Thanks for that.
I was ready to respond with the .htaccess information but saw your back-and-forth with PP and **HAD** to comment.
In explanation for the serendipity comment, the server must be using index.php somewhere in its DirectoryIndex statement (in httpd.conf). The simple fact that you chose that meant that Apache would serve the (null?) index.php file rather than the (Options +Indexes) directory listing. Serendipity can be a useful tool but, if you actually know what you're doing, you don't need it (Luck - "The Good Lord protects babies, drunks and fools" - and it's best not the be the latter and I'm far too old to be in the first category ).
Actually, I will tend to use (without comments or going into mod_rewrite code):
# .htaccess in DocumentRoot
# Set Apache Options
Options -Indexes -MultiViews
# Set Directory Indexes
DirectoryIndex index.php index.html home.php other_as_required
# Set ErrorDocument for this domain
ErrorDocument 404 /sitemap.php
# OPTIONAL code to prohibit viewing .htaccess file
deny from all

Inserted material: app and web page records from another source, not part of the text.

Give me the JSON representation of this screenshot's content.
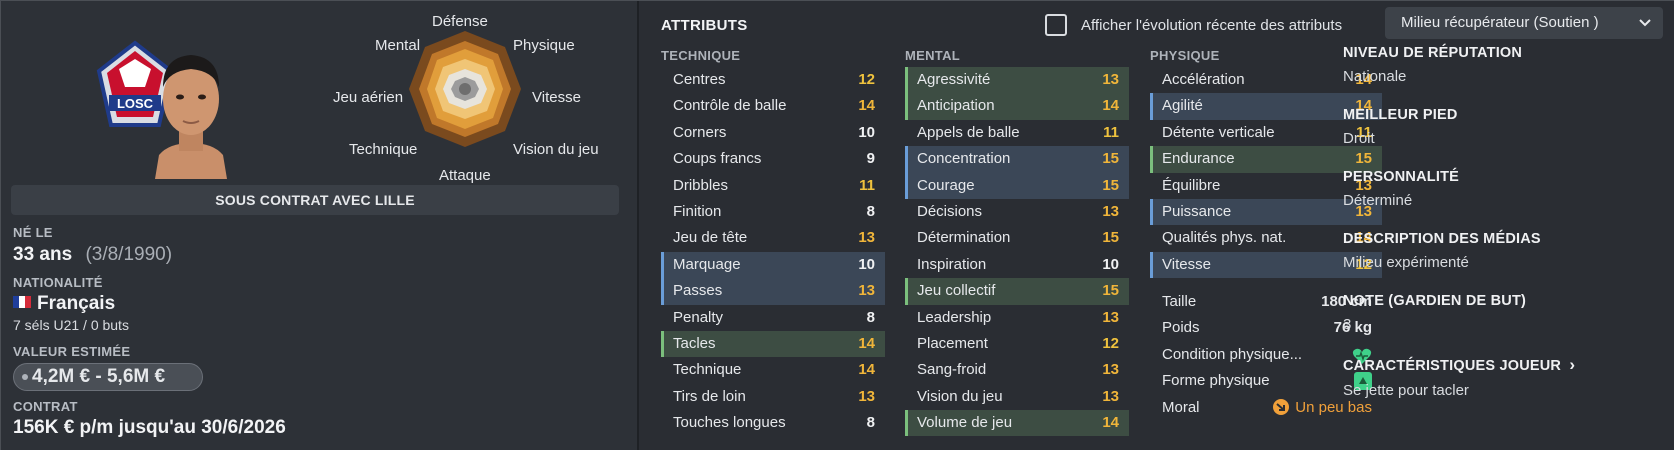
{
  "profile": {
    "radar_labels": {
      "top": "Défense",
      "top_right": "Physique",
      "right": "Vitesse",
      "bottom_right": "Vision du jeu",
      "bottom": "Attaque",
      "bottom_left": "Technique",
      "left": "Jeu aérien",
      "top_left": "Mental"
    },
    "contract_banner": "SOUS CONTRAT AVEC LILLE",
    "born_label": "NÉ LE",
    "age": "33 ans",
    "birth_date": "(3/8/1990)",
    "nationality_label": "NATIONALITÉ",
    "nationality": "Français",
    "caps": "7 séls U21 / 0 buts",
    "value_label": "VALEUR ESTIMÉE",
    "value": "4,2M € - 5,6M €",
    "contract_label": "CONTRAT",
    "contract": "156K € p/m jusqu'au 30/6/2026",
    "logo_text": "LOSC"
  },
  "attributes": {
    "title": "ATTRIBUTS",
    "toggle_label": "Afficher l'évolution récente des attributs",
    "role": "Milieu récupérateur (Soutien )",
    "technique_label": "TECHNIQUE",
    "mental_label": "MENTAL",
    "physique_label": "PHYSIQUE",
    "technique": [
      {
        "name": "Centres",
        "value": "12",
        "hl": ""
      },
      {
        "name": "Contrôle de balle",
        "value": "14",
        "hl": ""
      },
      {
        "name": "Corners",
        "value": "10",
        "hl": ""
      },
      {
        "name": "Coups francs",
        "value": "9",
        "hl": ""
      },
      {
        "name": "Dribbles",
        "value": "11",
        "hl": ""
      },
      {
        "name": "Finition",
        "value": "8",
        "hl": ""
      },
      {
        "name": "Jeu de tête",
        "value": "13",
        "hl": ""
      },
      {
        "name": "Marquage",
        "value": "10",
        "hl": "b"
      },
      {
        "name": "Passes",
        "value": "13",
        "hl": "b"
      },
      {
        "name": "Penalty",
        "value": "8",
        "hl": ""
      },
      {
        "name": "Tacles",
        "value": "14",
        "hl": "g"
      },
      {
        "name": "Technique",
        "value": "14",
        "hl": ""
      },
      {
        "name": "Tirs de loin",
        "value": "13",
        "hl": ""
      },
      {
        "name": "Touches longues",
        "value": "8",
        "hl": ""
      }
    ],
    "mental": [
      {
        "name": "Agressivité",
        "value": "13",
        "hl": "g"
      },
      {
        "name": "Anticipation",
        "value": "14",
        "hl": "g"
      },
      {
        "name": "Appels de balle",
        "value": "11",
        "hl": ""
      },
      {
        "name": "Concentration",
        "value": "15",
        "hl": "b"
      },
      {
        "name": "Courage",
        "value": "15",
        "hl": "b"
      },
      {
        "name": "Décisions",
        "value": "13",
        "hl": ""
      },
      {
        "name": "Détermination",
        "value": "15",
        "hl": ""
      },
      {
        "name": "Inspiration",
        "value": "10",
        "hl": ""
      },
      {
        "name": "Jeu collectif",
        "value": "15",
        "hl": "g"
      },
      {
        "name": "Leadership",
        "value": "13",
        "hl": ""
      },
      {
        "name": "Placement",
        "value": "12",
        "hl": ""
      },
      {
        "name": "Sang-froid",
        "value": "13",
        "hl": ""
      },
      {
        "name": "Vision du jeu",
        "value": "13",
        "hl": ""
      },
      {
        "name": "Volume de jeu",
        "value": "14",
        "hl": "g"
      }
    ],
    "physique": [
      {
        "name": "Accélération",
        "value": "14",
        "hl": ""
      },
      {
        "name": "Agilité",
        "value": "14",
        "hl": "b"
      },
      {
        "name": "Détente verticale",
        "value": "11",
        "hl": ""
      },
      {
        "name": "Endurance",
        "value": "15",
        "hl": "g"
      },
      {
        "name": "Équilibre",
        "value": "13",
        "hl": ""
      },
      {
        "name": "Puissance",
        "value": "13",
        "hl": "b"
      },
      {
        "name": "Qualités phys. nat.",
        "value": "14",
        "hl": ""
      },
      {
        "name": "Vitesse",
        "value": "12",
        "hl": "b"
      }
    ],
    "extras": {
      "height_label": "Taille",
      "height": "180 cm",
      "weight_label": "Poids",
      "weight": "76 kg",
      "condition_label": "Condition physique...",
      "form_label": "Forme physique",
      "morale_label": "Moral",
      "morale": "Un peu bas"
    }
  },
  "info": {
    "reputation_label": "NIVEAU DE RÉPUTATION",
    "reputation": "Nationale",
    "foot_label": "MEILLEUR PIED",
    "foot": "Droit",
    "personality_label": "PERSONNALITÉ",
    "personality": "Déterminé",
    "media_label": "DESCRIPTION DES MÉDIAS",
    "media": "Milieu expérimenté",
    "gk_label": "NOTE (GARDIEN DE BUT)",
    "gk": "3",
    "traits_label": "CARACTÉRISTIQUES JOUEUR",
    "traits_chev": "›",
    "traits": "Se jette pour tacler"
  },
  "colors": {
    "value_high": "#f0b53a",
    "value_mid": "#efc23e",
    "highlight_green": "#7bbf7d",
    "highlight_blue": "#6a9dd8",
    "heart_green": "#3fd18a",
    "morale_orange": "#f0a03a"
  },
  "icons": {
    "condition": "heart-icon",
    "form": "form-square-icon",
    "morale": "arrow-down-right-icon",
    "dropdown": "chevron-down-icon",
    "nationality": "france-flag-icon"
  }
}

- The .htaccess file is a server file peculiar to Apache in which you can put limited directives aimed at Apache. The only "trick" is to know that (ab)use of .htaccess should be very limited and is only useful to webmasters with no access to the server/virtual host conf files.

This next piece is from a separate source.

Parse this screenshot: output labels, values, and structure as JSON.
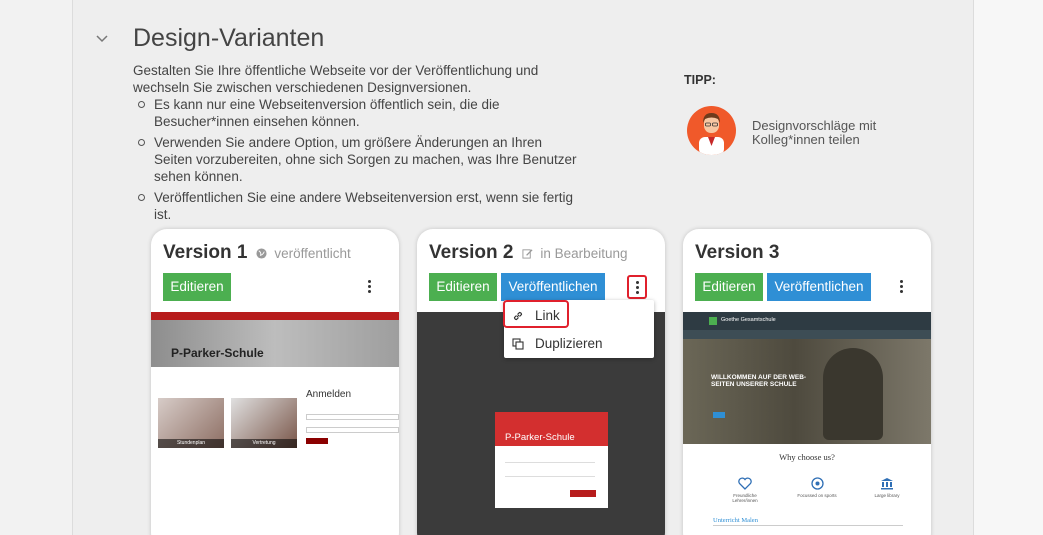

- Options -Indexes tells Apache it's prohibited from providing directory listings.
- Options -MultiViews tells Apache NOT to serve files in directory positions in the URI, i.e., NOT to serve http://example.com/index.php/yadda-yadda/whoop-de-do's index.php file and allow it to parse the remaining parts of the path/file in the URI. To make matters worse, +MultiViews will also attempt to serve any extension with the same filename as a directory name in the path - and this trips-up newbie webmasters!
- DirectoryIndex sets the order Apache will search for a default file to serve when no filename is present in the URI. While generally set in the httpd.conf (the server's configuration file), a webmaster can change the default name very easily. This is useful when developing/modifying a website as you can serve a "coming soon" or "update in progress" page simply by changing the order and testing using a direct link to the website's intended (future) DirectoryIndex.
- Apache will serve a default error document script unless you specify one you have built for your website. I've used the Home page (index.php), error.php but I've shown sitemap.php above as a good alternative (it helps visitors find what they're looking for).
- This <Files> wrapper has specified that noone is allowed to see, read, download or even know that an .htaccess file even exists (deny access to all).
When I get lazy, I'll only use the DirectoryIndex and ErrorDocument but the others should be considered the best candidates for inclusion ... with the caveat that you don't need the comments I inserted so they should be removed for efficiency.
I hope that explanation helped everyone.